"It's going to be like an uptempo type game," Rose said before Saturday morning's shootaround. "Kurt [Thomas], with him, you've got to slow things down a little bit. Or you can't keep running up and down with him. But he's been doing a great job for us, trying to do it. But Joakim, when he comes back, I think we'll be back getting more easy points and fast-break points. But we're just going to have to live with Kurt right now. He's been doing great for us, until Joakim comes back."
Like Rose, Bulls coach Tom Thibodeau knows the offense will change, it's just that he doesn't think it will change as much as you may think.
"It's not going to change a lot," Thibodeau said. "It will change from an energy standpoint. I think [we'll have] extra possessions, great offensive rebounding and play-making ability. I think when teams are trying to get ball out of Derrick's hands he has the ability to make good decisions with the ball."
For his part, Noah believes that his shot, the one he's been practicing religiously now for several weeks, is rounding back into form.
"Better every day," he said of his jumper. "The tornado is coming back in full effect."
No regrets for Thibs: Thibodeau turned down the chance to become the coach of the New Orleans Hornets over the summer before taking the Bulls job. Before his first game in New Orleans against the Hornets, Thibodeau said he had no regrets about his decision and did not wonder what might have been.
"I was grateful for the opportunity to interview last year," he said. "And it's a great organization, great city, but I'm happy everything worked out the way it did."
Was there a single determining factor that set Chicago apart from New Orleans during the interview process?
"You just trust your instincts in the end," he said. "Going through the process, we were in the Finals actually, when everything was going on. I just, in the end, made a decision based on what I was most comfortable with."
Rose ready for Paul: After a long two-week, five-game road trip, Rose faces arguably his biggest challenge on Saturday night against New Orleans point guard Chris Paul.
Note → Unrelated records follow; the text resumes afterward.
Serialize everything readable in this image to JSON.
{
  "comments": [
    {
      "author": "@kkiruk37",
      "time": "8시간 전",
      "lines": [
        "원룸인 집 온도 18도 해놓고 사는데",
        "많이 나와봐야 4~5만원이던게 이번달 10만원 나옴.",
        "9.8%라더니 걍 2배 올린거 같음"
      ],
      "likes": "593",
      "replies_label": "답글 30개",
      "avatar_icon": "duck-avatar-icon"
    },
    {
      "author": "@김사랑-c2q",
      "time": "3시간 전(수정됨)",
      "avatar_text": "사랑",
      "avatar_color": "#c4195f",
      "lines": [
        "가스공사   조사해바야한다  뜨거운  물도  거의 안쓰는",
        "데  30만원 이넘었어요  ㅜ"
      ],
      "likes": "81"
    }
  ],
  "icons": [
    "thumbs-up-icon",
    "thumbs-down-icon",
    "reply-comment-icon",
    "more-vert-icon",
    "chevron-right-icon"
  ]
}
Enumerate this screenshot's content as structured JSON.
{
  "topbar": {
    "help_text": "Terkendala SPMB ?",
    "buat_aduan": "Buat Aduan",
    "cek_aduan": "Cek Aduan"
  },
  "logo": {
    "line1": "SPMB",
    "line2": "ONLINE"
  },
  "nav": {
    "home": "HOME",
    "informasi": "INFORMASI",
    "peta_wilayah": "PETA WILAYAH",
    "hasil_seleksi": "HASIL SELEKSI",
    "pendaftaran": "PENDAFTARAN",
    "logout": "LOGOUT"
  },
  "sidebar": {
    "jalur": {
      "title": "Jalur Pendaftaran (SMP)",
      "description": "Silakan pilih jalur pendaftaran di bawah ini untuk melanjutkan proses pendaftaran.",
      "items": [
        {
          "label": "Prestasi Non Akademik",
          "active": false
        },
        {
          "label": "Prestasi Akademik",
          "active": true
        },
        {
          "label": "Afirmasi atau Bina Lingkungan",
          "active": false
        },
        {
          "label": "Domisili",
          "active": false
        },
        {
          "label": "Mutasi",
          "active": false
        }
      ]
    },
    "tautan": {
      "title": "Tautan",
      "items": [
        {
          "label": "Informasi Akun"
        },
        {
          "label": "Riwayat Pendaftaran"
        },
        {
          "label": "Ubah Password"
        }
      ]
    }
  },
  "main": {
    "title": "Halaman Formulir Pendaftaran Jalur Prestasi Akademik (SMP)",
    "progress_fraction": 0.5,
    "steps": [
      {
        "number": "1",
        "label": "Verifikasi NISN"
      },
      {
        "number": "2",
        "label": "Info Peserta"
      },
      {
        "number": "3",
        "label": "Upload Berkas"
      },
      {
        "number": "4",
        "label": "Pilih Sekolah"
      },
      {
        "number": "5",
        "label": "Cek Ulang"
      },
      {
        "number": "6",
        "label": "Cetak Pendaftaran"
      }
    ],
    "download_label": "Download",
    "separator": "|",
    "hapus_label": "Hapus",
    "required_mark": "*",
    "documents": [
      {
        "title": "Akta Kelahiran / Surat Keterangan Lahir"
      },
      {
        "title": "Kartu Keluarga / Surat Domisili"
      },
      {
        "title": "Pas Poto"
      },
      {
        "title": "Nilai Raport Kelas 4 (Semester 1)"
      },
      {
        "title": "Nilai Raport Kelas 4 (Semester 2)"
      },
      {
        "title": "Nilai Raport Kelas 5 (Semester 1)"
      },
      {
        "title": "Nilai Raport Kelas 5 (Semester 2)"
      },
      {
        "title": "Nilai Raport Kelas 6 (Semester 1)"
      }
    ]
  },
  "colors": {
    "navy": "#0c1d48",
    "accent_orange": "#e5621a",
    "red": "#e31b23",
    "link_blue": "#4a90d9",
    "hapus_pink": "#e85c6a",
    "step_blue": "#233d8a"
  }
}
In Rose's mind, there is one characteristic that makes Paul tougher than most.
"Shifty," he said. "Very shifty. Really isn't that fast, real quick, shifty. Knowing how to get to a spot. Knowing how to get fouled. Runs the team very good, being a leader on the floor. That's why he's one of the best in the league."
The last word: "I feel like we're a pretty good team and we can only get better. We can definitely get better. We have a lot of things to improve on and let's see where it takes us," -- Noah, on what he's picked up from watching his team over the past two months.